:: What needs to be done ::
Copy out the data below as written; omit any images.

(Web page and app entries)
================

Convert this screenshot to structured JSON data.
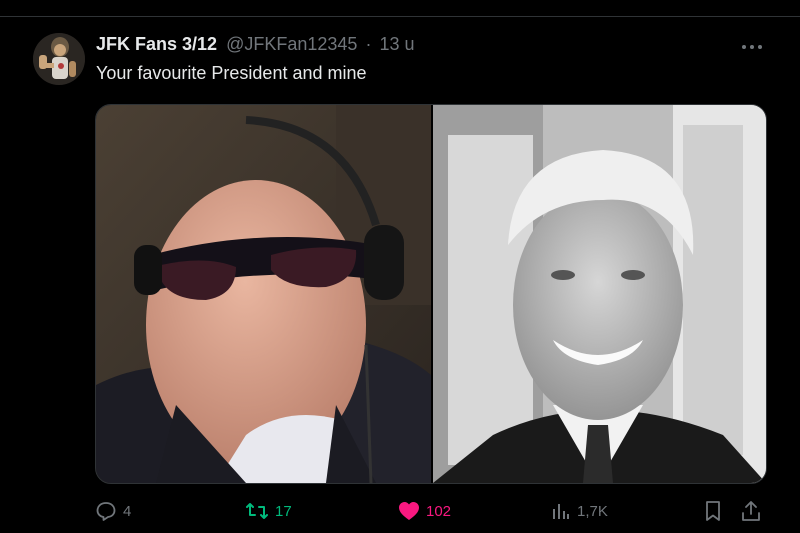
{
  "tweet": {
    "author_name": "JFK Fans 3/12",
    "handle": "@JFKFan12345",
    "separator": "·",
    "time": "13 u",
    "text": "Your favourite President and mine"
  },
  "actions": {
    "replies": "4",
    "retweets": "17",
    "likes": "102",
    "views": "1,7K"
  },
  "colors": {
    "background": "#000000",
    "retweet_active": "#00ba7c",
    "like_active": "#f91880",
    "muted": "#71767b"
  },
  "icons": [
    "more-icon",
    "reply-icon",
    "retweet-icon",
    "heart-icon",
    "views-icon",
    "bookmark-icon",
    "share-icon"
  ]
}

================

:: Exercise solution ::
Convert this screenshot to structured JSON data.
{
  "tweet": {
    "author_name": "JFK Fans 3/12",
    "handle": "@JFKFan12345",
    "separator": "·",
    "time": "13 u",
    "text": "Your favourite President and mine"
  },
  "actions": {
    "replies": "4",
    "retweets": "17",
    "likes": "102",
    "views": "1,7K"
  },
  "colors": {
    "background": "#000000",
    "retweet_active": "#00ba7c",
    "like_active": "#f91880",
    "muted": "#71767b"
  },
  "icons": [
    "more-icon",
    "reply-icon",
    "retweet-icon",
    "heart-icon",
    "views-icon",
    "bookmark-icon",
    "share-icon"
  ]
}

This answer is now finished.